▶ PROBLEM STATEMENT
Do any lines in the data below contain "Návrhy"? If so, copy every one of them.

BEGIN PROVIDED RECORDS

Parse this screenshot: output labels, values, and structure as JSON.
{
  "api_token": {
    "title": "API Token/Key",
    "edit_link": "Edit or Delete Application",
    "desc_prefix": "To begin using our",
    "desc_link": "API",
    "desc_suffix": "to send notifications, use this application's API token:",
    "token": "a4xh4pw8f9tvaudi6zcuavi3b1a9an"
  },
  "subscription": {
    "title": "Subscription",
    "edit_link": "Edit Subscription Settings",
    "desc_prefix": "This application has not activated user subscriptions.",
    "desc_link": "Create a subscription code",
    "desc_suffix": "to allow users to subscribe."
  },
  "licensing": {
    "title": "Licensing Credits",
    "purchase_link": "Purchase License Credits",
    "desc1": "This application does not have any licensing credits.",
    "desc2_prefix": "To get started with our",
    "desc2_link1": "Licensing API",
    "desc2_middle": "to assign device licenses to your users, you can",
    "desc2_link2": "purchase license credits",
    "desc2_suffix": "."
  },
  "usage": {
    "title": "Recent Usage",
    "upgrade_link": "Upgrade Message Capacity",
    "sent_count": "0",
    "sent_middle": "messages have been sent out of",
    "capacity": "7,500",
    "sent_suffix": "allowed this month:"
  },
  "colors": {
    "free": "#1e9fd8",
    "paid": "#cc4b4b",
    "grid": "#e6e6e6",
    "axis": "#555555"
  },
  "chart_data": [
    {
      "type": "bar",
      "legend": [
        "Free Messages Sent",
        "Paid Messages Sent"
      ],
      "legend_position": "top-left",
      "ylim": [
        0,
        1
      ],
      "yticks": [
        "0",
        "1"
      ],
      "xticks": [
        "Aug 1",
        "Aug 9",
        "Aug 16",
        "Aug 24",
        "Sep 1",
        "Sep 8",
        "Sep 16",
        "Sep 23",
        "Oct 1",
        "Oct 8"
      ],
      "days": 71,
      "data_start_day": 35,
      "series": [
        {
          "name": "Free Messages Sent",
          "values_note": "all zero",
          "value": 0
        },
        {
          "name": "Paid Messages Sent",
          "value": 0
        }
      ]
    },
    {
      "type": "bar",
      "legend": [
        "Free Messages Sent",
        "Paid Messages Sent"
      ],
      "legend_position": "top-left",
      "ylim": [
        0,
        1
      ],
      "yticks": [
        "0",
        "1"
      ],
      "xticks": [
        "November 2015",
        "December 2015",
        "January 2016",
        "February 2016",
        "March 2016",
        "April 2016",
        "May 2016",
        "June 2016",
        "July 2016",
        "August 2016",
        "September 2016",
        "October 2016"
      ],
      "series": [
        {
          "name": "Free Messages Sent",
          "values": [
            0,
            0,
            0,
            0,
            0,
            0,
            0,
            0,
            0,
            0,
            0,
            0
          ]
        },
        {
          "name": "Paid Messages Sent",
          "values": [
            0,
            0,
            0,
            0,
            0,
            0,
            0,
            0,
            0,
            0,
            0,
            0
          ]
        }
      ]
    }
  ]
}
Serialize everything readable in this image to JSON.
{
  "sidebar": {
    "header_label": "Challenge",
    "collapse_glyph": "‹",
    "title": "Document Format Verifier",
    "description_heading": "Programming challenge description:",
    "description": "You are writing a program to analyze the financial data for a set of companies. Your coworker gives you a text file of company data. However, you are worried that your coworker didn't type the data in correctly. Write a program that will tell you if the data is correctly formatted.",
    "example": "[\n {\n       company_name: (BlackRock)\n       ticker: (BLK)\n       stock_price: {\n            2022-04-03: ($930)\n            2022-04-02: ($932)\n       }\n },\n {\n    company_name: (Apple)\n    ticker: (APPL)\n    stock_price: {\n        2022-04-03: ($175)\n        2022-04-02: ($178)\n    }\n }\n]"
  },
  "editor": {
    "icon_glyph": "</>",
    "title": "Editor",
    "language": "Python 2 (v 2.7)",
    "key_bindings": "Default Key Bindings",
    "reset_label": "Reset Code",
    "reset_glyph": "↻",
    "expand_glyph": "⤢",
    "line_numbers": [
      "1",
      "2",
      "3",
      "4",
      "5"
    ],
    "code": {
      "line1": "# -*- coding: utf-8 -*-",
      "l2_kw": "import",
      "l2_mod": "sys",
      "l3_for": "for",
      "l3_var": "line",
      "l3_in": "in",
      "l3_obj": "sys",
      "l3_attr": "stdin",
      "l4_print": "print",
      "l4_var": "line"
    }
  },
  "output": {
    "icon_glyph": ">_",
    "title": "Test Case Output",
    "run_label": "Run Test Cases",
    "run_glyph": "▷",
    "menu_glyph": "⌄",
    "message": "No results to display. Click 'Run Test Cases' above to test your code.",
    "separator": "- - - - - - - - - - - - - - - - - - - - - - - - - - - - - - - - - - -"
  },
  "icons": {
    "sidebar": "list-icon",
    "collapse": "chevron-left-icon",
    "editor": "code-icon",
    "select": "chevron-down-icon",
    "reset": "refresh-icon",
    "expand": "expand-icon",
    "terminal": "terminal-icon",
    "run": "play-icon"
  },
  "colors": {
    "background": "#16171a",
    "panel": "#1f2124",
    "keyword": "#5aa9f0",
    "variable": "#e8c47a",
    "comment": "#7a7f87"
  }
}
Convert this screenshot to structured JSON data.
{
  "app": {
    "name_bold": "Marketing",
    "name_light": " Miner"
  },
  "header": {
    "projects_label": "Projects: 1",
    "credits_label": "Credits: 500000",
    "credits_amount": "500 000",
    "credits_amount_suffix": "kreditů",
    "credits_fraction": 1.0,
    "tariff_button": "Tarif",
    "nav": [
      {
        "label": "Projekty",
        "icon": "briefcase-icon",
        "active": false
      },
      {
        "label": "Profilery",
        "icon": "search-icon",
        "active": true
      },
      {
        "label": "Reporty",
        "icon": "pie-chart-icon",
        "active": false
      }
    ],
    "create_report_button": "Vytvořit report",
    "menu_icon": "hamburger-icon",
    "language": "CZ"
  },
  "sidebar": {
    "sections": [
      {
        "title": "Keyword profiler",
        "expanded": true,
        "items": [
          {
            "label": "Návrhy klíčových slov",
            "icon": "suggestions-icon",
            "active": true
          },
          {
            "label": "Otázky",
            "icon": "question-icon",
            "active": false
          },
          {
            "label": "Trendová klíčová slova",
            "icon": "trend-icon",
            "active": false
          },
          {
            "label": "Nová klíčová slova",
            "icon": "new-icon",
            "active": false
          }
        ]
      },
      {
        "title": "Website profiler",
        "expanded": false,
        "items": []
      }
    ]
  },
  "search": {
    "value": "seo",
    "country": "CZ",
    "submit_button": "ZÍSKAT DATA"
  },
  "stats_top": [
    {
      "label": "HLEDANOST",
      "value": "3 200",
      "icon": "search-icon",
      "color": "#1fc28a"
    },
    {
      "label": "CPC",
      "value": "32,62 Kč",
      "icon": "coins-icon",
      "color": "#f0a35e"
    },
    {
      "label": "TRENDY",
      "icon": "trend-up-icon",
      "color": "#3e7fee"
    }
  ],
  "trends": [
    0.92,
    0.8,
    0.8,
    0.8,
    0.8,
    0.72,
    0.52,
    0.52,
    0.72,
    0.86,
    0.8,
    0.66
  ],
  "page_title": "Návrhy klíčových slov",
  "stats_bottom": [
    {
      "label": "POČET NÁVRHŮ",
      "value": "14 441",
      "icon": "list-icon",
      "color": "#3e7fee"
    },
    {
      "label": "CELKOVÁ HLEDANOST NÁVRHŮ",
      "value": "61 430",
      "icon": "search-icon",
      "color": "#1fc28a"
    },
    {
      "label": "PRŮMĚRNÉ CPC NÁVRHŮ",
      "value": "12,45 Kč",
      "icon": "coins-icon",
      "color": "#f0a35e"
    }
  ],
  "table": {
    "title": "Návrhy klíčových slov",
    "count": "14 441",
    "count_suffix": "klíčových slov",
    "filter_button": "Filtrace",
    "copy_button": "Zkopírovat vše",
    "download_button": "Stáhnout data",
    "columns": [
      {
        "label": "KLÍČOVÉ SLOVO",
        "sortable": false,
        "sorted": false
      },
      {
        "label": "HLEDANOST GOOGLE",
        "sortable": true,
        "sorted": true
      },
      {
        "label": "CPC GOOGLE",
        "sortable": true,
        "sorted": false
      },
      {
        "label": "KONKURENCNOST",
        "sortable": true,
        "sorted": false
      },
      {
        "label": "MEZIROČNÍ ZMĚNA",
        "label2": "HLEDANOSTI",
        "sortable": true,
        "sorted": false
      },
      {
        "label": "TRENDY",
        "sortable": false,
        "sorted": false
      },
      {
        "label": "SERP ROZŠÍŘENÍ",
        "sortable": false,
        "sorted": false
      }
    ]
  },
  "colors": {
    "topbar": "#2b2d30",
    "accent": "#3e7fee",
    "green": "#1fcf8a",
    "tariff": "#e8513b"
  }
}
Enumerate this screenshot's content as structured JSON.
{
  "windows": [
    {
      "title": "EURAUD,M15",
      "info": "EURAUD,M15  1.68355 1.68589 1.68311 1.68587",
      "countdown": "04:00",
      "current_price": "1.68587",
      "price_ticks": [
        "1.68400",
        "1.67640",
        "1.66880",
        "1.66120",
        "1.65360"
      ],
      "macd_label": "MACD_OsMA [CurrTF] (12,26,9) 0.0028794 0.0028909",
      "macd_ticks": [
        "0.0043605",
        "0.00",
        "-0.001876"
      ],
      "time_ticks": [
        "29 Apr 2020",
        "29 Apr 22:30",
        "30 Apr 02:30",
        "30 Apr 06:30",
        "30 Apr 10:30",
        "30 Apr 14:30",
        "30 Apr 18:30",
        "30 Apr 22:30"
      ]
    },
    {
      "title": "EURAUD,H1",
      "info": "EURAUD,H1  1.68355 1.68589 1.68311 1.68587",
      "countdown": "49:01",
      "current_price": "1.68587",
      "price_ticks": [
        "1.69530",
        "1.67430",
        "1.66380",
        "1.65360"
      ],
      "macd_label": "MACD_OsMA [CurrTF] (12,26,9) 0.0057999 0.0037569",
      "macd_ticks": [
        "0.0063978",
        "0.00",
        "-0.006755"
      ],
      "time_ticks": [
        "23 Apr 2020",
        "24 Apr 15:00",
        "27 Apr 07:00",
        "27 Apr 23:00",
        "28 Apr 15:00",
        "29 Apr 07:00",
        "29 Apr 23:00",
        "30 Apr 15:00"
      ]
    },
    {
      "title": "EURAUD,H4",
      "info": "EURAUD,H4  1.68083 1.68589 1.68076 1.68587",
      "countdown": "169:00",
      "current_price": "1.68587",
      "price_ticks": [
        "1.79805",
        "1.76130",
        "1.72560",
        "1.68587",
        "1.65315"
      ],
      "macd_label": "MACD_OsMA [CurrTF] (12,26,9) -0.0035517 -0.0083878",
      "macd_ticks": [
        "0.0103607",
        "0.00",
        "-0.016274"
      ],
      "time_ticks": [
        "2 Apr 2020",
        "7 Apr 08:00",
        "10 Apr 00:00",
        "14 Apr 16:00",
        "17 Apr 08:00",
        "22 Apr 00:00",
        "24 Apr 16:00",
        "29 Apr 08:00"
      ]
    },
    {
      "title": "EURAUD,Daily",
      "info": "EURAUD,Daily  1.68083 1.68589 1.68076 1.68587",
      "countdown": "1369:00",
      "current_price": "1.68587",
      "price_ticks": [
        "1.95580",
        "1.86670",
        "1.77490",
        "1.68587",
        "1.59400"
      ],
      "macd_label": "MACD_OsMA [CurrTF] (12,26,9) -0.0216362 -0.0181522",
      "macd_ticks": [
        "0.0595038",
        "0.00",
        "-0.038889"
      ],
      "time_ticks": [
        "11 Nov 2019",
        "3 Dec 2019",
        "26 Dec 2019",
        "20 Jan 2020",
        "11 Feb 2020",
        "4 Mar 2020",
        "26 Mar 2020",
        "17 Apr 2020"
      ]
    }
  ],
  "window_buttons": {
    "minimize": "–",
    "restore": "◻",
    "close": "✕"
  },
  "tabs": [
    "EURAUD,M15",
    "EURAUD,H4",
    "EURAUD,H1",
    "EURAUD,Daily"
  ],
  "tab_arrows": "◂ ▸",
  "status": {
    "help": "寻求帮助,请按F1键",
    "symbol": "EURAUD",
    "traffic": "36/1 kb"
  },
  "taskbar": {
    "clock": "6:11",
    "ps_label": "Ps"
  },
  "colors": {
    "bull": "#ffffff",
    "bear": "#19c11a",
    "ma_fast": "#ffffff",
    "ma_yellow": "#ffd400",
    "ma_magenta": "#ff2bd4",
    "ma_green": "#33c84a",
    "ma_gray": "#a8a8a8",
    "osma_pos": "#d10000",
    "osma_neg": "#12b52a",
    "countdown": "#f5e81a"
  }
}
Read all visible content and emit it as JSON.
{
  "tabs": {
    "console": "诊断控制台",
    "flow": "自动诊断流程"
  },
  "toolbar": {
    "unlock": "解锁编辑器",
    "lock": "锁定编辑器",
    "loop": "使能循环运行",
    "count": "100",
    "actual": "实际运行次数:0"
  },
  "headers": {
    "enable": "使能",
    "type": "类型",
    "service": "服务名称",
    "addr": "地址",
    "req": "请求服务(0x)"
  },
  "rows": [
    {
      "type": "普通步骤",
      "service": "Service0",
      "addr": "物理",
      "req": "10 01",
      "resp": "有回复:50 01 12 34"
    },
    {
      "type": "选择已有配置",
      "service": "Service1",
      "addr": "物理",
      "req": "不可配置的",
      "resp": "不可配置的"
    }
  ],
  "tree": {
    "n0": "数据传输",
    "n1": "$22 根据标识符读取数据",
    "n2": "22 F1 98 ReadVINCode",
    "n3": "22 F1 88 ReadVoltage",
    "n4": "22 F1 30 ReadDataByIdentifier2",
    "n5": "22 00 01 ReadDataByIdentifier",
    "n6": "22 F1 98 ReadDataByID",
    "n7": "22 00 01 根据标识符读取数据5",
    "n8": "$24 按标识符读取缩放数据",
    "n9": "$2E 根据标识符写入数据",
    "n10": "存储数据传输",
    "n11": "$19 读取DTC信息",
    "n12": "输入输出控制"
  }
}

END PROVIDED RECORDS

▶ RESULT
            "label": "Návrhy klíčových slov",
  "page_title": "Návrhy klíčových slov",
    "title": "Návrhy klíčových slov",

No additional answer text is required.